**Work to be completed**
Strip out all images, then restate the data verbatim.
● ● ● ●
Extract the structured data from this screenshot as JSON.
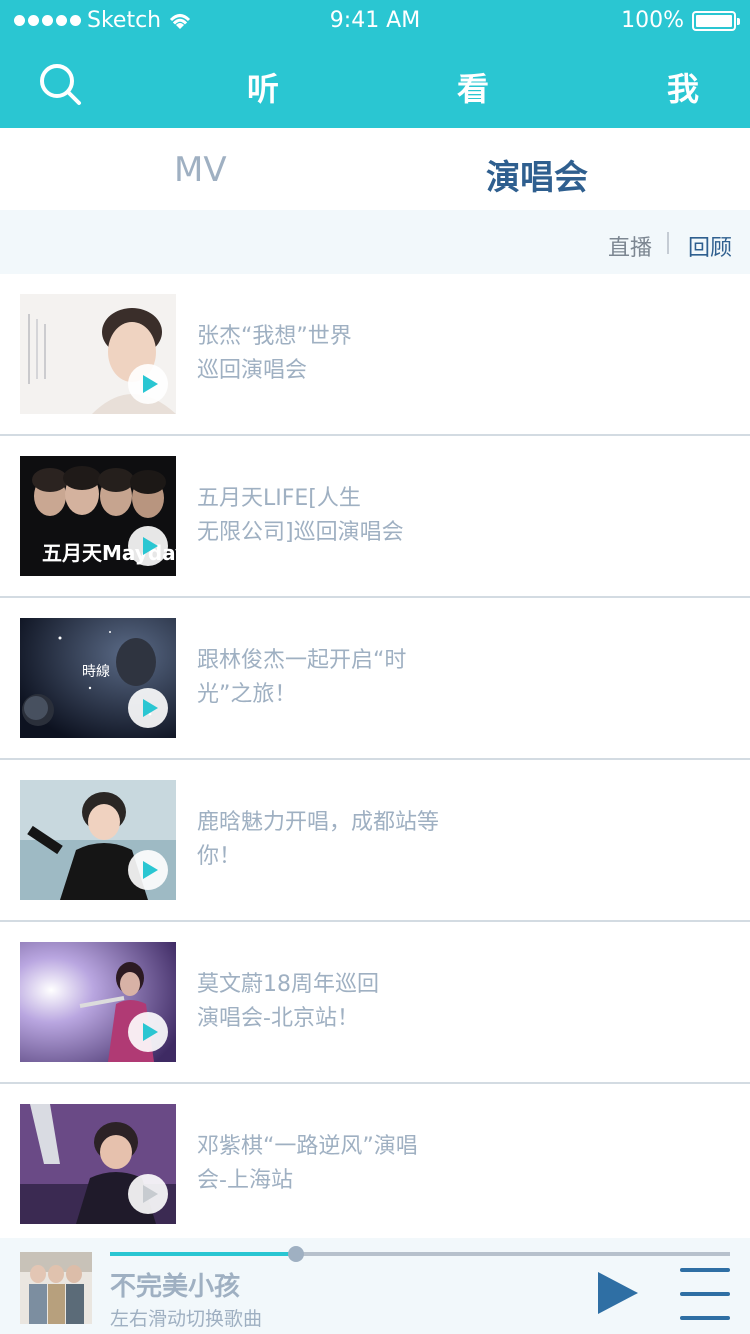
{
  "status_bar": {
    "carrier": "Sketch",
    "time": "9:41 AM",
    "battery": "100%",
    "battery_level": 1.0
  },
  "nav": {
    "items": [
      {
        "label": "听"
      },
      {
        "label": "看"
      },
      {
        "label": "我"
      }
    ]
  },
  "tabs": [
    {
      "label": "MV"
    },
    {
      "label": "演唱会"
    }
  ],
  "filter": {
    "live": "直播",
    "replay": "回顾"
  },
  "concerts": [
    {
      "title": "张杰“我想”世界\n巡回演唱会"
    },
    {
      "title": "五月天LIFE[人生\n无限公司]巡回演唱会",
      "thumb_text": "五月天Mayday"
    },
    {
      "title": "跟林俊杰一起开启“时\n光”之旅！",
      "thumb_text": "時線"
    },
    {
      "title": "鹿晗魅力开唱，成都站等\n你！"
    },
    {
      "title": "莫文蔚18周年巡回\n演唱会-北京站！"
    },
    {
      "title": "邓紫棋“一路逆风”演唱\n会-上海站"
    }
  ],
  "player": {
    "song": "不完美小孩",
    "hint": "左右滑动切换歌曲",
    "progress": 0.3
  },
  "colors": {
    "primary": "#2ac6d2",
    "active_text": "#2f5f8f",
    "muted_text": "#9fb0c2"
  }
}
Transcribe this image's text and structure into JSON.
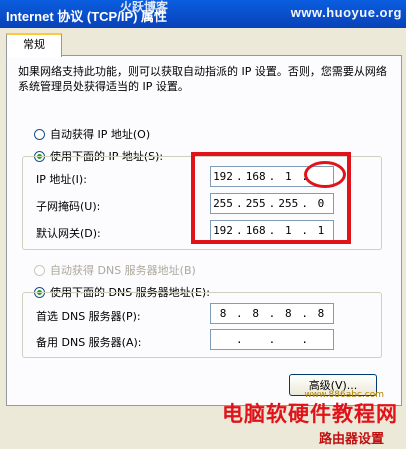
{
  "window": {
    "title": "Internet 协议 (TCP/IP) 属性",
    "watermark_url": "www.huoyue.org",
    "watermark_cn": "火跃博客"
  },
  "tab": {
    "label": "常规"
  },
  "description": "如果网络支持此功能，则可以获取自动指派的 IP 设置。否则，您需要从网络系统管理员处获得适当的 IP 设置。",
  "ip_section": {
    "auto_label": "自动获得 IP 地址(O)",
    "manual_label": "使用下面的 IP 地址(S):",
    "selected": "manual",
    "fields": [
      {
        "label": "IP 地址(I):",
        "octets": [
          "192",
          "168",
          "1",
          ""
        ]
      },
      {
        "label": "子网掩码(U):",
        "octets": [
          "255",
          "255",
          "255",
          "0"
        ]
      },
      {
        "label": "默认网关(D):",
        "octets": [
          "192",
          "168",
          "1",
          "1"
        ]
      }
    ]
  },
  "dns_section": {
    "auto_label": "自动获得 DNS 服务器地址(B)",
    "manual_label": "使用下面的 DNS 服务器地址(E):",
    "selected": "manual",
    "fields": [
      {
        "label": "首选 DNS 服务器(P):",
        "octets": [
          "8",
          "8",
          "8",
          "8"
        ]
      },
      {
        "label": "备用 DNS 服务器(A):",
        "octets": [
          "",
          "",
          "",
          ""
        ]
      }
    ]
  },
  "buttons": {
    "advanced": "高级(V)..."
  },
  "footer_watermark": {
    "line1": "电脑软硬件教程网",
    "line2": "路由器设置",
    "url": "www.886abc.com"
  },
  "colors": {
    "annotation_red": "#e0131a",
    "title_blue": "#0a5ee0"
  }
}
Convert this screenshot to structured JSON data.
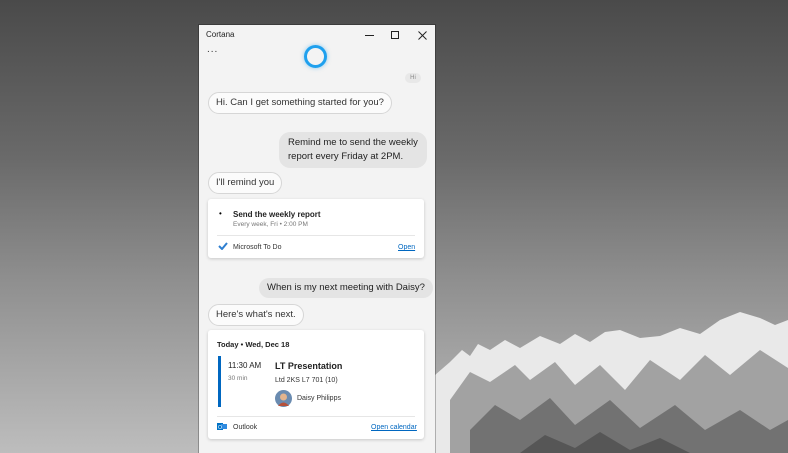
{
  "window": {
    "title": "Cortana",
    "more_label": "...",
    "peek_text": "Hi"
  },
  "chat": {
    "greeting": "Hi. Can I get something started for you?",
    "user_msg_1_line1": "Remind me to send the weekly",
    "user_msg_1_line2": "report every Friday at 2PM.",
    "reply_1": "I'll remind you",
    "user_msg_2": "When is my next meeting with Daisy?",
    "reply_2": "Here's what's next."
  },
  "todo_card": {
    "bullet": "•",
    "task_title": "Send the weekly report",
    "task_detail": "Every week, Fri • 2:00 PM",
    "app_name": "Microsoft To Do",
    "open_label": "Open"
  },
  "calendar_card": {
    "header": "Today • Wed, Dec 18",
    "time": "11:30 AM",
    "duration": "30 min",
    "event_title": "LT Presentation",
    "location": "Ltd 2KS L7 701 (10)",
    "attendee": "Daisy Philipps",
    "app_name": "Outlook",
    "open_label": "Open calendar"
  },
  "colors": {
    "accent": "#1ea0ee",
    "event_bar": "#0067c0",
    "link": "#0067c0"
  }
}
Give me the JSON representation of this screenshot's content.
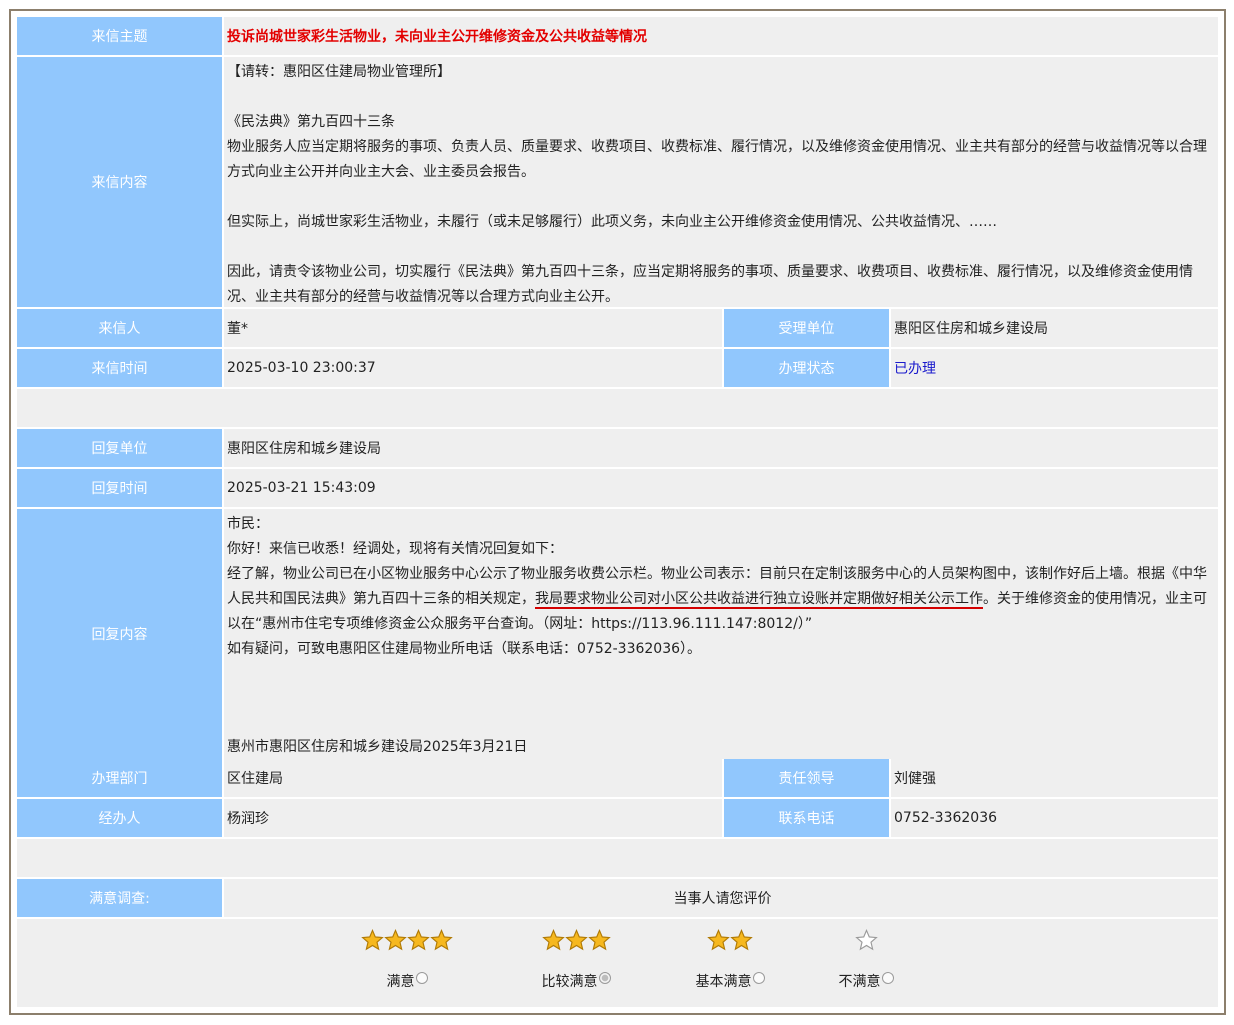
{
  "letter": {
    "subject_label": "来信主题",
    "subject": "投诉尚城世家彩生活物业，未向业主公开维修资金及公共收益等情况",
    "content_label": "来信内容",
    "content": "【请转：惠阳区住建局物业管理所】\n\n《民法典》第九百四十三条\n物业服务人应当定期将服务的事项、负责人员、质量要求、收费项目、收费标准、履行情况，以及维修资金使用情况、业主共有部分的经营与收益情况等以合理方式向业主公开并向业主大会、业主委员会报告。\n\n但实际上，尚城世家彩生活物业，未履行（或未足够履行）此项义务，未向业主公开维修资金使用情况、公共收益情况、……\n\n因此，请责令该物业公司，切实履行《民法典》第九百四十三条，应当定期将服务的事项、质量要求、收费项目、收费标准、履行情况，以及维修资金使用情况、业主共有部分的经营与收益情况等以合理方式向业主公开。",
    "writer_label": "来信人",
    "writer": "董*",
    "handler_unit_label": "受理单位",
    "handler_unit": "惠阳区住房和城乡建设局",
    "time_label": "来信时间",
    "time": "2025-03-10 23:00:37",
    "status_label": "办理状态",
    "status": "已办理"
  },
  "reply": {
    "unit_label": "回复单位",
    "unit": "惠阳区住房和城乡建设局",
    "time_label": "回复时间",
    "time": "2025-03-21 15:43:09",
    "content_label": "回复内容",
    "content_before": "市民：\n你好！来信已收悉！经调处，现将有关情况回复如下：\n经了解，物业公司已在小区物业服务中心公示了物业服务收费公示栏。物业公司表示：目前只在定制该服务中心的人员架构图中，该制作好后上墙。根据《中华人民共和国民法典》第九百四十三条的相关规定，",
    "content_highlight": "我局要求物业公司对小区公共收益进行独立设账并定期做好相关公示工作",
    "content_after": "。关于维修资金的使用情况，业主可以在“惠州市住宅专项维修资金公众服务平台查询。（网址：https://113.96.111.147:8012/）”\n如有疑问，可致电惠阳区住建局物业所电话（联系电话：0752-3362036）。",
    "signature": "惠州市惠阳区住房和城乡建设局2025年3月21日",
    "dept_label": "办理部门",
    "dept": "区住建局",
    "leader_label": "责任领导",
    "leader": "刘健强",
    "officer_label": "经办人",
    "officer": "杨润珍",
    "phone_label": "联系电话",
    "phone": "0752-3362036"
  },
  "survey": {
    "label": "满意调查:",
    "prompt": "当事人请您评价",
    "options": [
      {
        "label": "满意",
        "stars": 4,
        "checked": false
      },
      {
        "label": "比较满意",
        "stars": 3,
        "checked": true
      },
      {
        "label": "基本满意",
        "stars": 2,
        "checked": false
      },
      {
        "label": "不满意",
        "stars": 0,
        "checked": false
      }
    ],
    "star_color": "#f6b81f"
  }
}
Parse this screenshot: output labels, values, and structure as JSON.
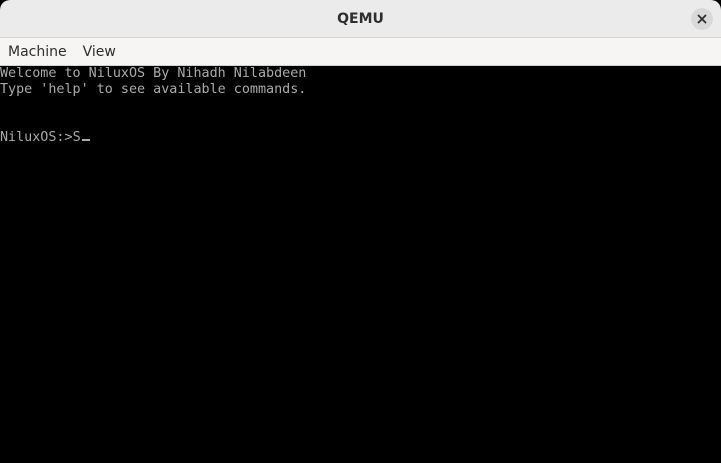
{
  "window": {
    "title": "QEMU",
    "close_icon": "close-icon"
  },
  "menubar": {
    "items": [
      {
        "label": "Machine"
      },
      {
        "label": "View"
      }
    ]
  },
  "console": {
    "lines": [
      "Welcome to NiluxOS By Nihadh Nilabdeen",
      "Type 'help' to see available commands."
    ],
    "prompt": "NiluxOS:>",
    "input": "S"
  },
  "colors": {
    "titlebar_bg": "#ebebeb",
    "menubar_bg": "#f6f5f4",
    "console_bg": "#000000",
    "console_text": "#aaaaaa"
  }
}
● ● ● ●
**Written response**
Extract the structured data from this screenshot as JSON.
{
  "status_bar": {
    "carrier": "Sketch",
    "time": "9:41 AM",
    "battery": "100%",
    "battery_level": 1.0
  },
  "nav": {
    "items": [
      {
        "label": "听"
      },
      {
        "label": "看"
      },
      {
        "label": "我"
      }
    ]
  },
  "tabs": [
    {
      "label": "MV"
    },
    {
      "label": "演唱会"
    }
  ],
  "filter": {
    "live": "直播",
    "replay": "回顾"
  },
  "concerts": [
    {
      "title": "张杰“我想”世界\n巡回演唱会"
    },
    {
      "title": "五月天LIFE[人生\n无限公司]巡回演唱会",
      "thumb_text": "五月天Mayday"
    },
    {
      "title": "跟林俊杰一起开启“时\n光”之旅！",
      "thumb_text": "時線"
    },
    {
      "title": "鹿晗魅力开唱，成都站等\n你！"
    },
    {
      "title": "莫文蔚18周年巡回\n演唱会-北京站！"
    },
    {
      "title": "邓紫棋“一路逆风”演唱\n会-上海站"
    }
  ],
  "player": {
    "song": "不完美小孩",
    "hint": "左右滑动切换歌曲",
    "progress": 0.3
  },
  "colors": {
    "primary": "#2ac6d2",
    "active_text": "#2f5f8f",
    "muted_text": "#9fb0c2"
  }
}
Transcribe this image's text and structure into JSON.
{
  "window": {
    "title": "Internet 协议 (TCP/IP) 属性",
    "watermark_url": "www.huoyue.org",
    "watermark_cn": "火跃博客"
  },
  "tab": {
    "label": "常规"
  },
  "description": "如果网络支持此功能，则可以获取自动指派的 IP 设置。否则，您需要从网络系统管理员处获得适当的 IP 设置。",
  "ip_section": {
    "auto_label": "自动获得 IP 地址(O)",
    "manual_label": "使用下面的 IP 地址(S):",
    "selected": "manual",
    "fields": [
      {
        "label": "IP 地址(I):",
        "octets": [
          "192",
          "168",
          "1",
          ""
        ]
      },
      {
        "label": "子网掩码(U):",
        "octets": [
          "255",
          "255",
          "255",
          "0"
        ]
      },
      {
        "label": "默认网关(D):",
        "octets": [
          "192",
          "168",
          "1",
          "1"
        ]
      }
    ]
  },
  "dns_section": {
    "auto_label": "自动获得 DNS 服务器地址(B)",
    "manual_label": "使用下面的 DNS 服务器地址(E):",
    "selected": "manual",
    "fields": [
      {
        "label": "首选 DNS 服务器(P):",
        "octets": [
          "8",
          "8",
          "8",
          "8"
        ]
      },
      {
        "label": "备用 DNS 服务器(A):",
        "octets": [
          "",
          "",
          "",
          ""
        ]
      }
    ]
  },
  "buttons": {
    "advanced": "高级(V)..."
  },
  "footer_watermark": {
    "line1": "电脑软硬件教程网",
    "line2": "路由器设置",
    "url": "www.886abc.com"
  },
  "colors": {
    "annotation_red": "#e0131a",
    "title_blue": "#0a5ee0"
  }
}
Convert this screenshot to structured JSON data.
{
  "window": {
    "title": "Cortana",
    "more_label": "...",
    "peek_text": "Hi"
  },
  "chat": {
    "greeting": "Hi. Can I get something started for you?",
    "user_msg_1_line1": "Remind me to send the weekly",
    "user_msg_1_line2": "report every Friday at 2PM.",
    "reply_1": "I'll remind you",
    "user_msg_2": "When is my next meeting with Daisy?",
    "reply_2": "Here's what's next."
  },
  "todo_card": {
    "bullet": "•",
    "task_title": "Send the weekly report",
    "task_detail": "Every week, Fri • 2:00 PM",
    "app_name": "Microsoft To Do",
    "open_label": "Open"
  },
  "calendar_card": {
    "header": "Today • Wed, Dec 18",
    "time": "11:30 AM",
    "duration": "30 min",
    "event_title": "LT Presentation",
    "location": "Ltd 2KS L7 701 (10)",
    "attendee": "Daisy Philipps",
    "app_name": "Outlook",
    "open_label": "Open calendar"
  },
  "colors": {
    "accent": "#1ea0ee",
    "event_bar": "#0067c0",
    "link": "#0067c0"
  }
}
Give me the JSON representation of this screenshot's content.
{
  "letter": {
    "subject_label": "来信主题",
    "subject": "投诉尚城世家彩生活物业，未向业主公开维修资金及公共收益等情况",
    "content_label": "来信内容",
    "content": "【请转：惠阳区住建局物业管理所】\n\n《民法典》第九百四十三条\n物业服务人应当定期将服务的事项、负责人员、质量要求、收费项目、收费标准、履行情况，以及维修资金使用情况、业主共有部分的经营与收益情况等以合理方式向业主公开并向业主大会、业主委员会报告。\n\n但实际上，尚城世家彩生活物业，未履行（或未足够履行）此项义务，未向业主公开维修资金使用情况、公共收益情况、……\n\n因此，请责令该物业公司，切实履行《民法典》第九百四十三条，应当定期将服务的事项、质量要求、收费项目、收费标准、履行情况，以及维修资金使用情况、业主共有部分的经营与收益情况等以合理方式向业主公开。",
    "writer_label": "来信人",
    "writer": "董*",
    "handler_unit_label": "受理单位",
    "handler_unit": "惠阳区住房和城乡建设局",
    "time_label": "来信时间",
    "time": "2025-03-10 23:00:37",
    "status_label": "办理状态",
    "status": "已办理"
  },
  "reply": {
    "unit_label": "回复单位",
    "unit": "惠阳区住房和城乡建设局",
    "time_label": "回复时间",
    "time": "2025-03-21 15:43:09",
    "content_label": "回复内容",
    "content_before": "市民：\n你好！来信已收悉！经调处，现将有关情况回复如下：\n经了解，物业公司已在小区物业服务中心公示了物业服务收费公示栏。物业公司表示：目前只在定制该服务中心的人员架构图中，该制作好后上墙。根据《中华人民共和国民法典》第九百四十三条的相关规定，",
    "content_highlight": "我局要求物业公司对小区公共收益进行独立设账并定期做好相关公示工作",
    "content_after": "。关于维修资金的使用情况，业主可以在“惠州市住宅专项维修资金公众服务平台查询。（网址：https://113.96.111.147:8012/）”\n如有疑问，可致电惠阳区住建局物业所电话（联系电话：0752-3362036）。",
    "signature": "惠州市惠阳区住房和城乡建设局2025年3月21日",
    "dept_label": "办理部门",
    "dept": "区住建局",
    "leader_label": "责任领导",
    "leader": "刘健强",
    "officer_label": "经办人",
    "officer": "杨润珍",
    "phone_label": "联系电话",
    "phone": "0752-3362036"
  },
  "survey": {
    "label": "满意调查:",
    "prompt": "当事人请您评价",
    "options": [
      {
        "label": "满意",
        "stars": 4,
        "checked": false
      },
      {
        "label": "比较满意",
        "stars": 3,
        "checked": true
      },
      {
        "label": "基本满意",
        "stars": 2,
        "checked": false
      },
      {
        "label": "不满意",
        "stars": 0,
        "checked": false
      }
    ],
    "star_color": "#f6b81f"
  }
}
Parse this screenshot: output labels, values, and structure as JSON.
{
  "window": {
    "title": "QEMU",
    "close_icon": "close-icon"
  },
  "menubar": {
    "items": [
      {
        "label": "Machine"
      },
      {
        "label": "View"
      }
    ]
  },
  "console": {
    "lines": [
      "Welcome to NiluxOS By Nihadh Nilabdeen",
      "Type 'help' to see available commands."
    ],
    "prompt": "NiluxOS:>",
    "input": "S"
  },
  "colors": {
    "titlebar_bg": "#ebebeb",
    "menubar_bg": "#f6f5f4",
    "console_bg": "#000000",
    "console_text": "#aaaaaa"
  }
}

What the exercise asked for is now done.